Marketing material should naturally show some athletic looking dude doing extreme sports like bungee jumping or skateboarding while dunking various non-steak and cheese sandwiches, with a speech bubble that says “any Subtime, any Subway. Dunk em all.”
Bam, you can thank me for singlehandedly turning around your misfortune in the form of a lifetime of free Subway, or 1% of your CEO’s annual salary, whichever involves less paperwork. I’m not evil.
3. Roll Hard On Those Popular High Profit Margin Items
Does Subway sell coffee? If not, sell coffee. In fact, let’s go further. Sell Starbucks coffee. The partnership will do great things for your brand and bring in those hipster millennials who already don’t mind paying premium prices for a tasty coffee beverage and since Starbucks itself isn’t so strong in terms of meal food, probably wouldn’t mind picking up a delicious Subway flatbread breakfast sandwich or something to have for lunch with their coffee.
Now obviously the Shameless Consumer knows that Subway has coffee, since we put a photo of it right before this section. That being said, we’re willing to bet that most people reading this did not know that Subway sold coffee.
You can even roll that into your advertising. Roll out a commercial with a tired, haggard looking mom driving to work on a rainy morning. She sees a Starbucks and a Jimmy John’s across the street from each other and realizes she doesn’t have enough time to go to both places and still make it to work on time but she didn’t pack a lunch and forgot her morning coffee. Then she sees Subway with its “Now Serving Starbucks” sign and the heavens open up.
Same terms and conditions from the previous cure to your problems apply to this.
4. Your New Spokesperson
This is obvious.
5. Restrain the Expansion
And finally, let’s not forget why Subway is partially in this pickle (or banana pepper, your choice) in the first place: Senseless expansion. Subway needs to stop letting its franchises open competing restaurants so close to one another.
To understand where the Shameless Consumer is coming from on this, take this test: Go to Subway’s website and type your zip code and see how many locations are within five miles of your location, and then ten. For the Shameless Consumer, there are ten locations within a five mile radius, and twenty within a ten mile radius.
Now compare that to Burger King (3 & 10), McDonald’s (4 & 12), Starbucks, Dunkin Donuts, etc.
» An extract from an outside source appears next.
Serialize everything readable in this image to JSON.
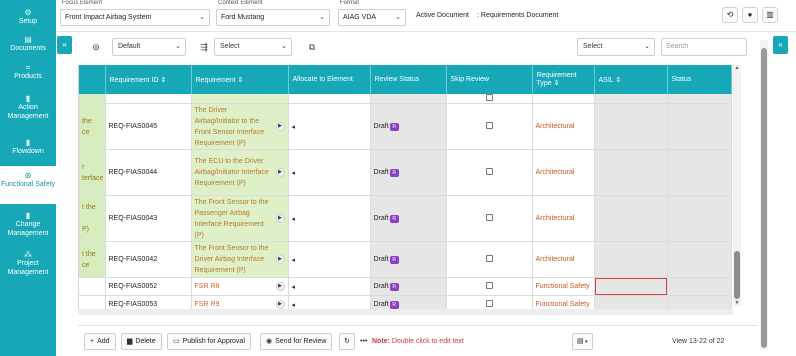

Subway has about as many franchise locations as Starbucks and McDonald’s put together, and around a third of them are allegedly unprofitable.
In a way, Subway franchises have become just as expendable to Subway corporate as Subway employees are to Subway franchises, because the corporate body keeps the price to buy in as cheap as humanly possible and because the franchises barely make a fraction of what the competition brings in. As such, Subway costs about a tenth to own a franchise of what McDonald’s costs, for instance, requires less money, and also makes a small portion of their revenue.
So maybe try to assist your existing franchises before you double down on bringing in new ones.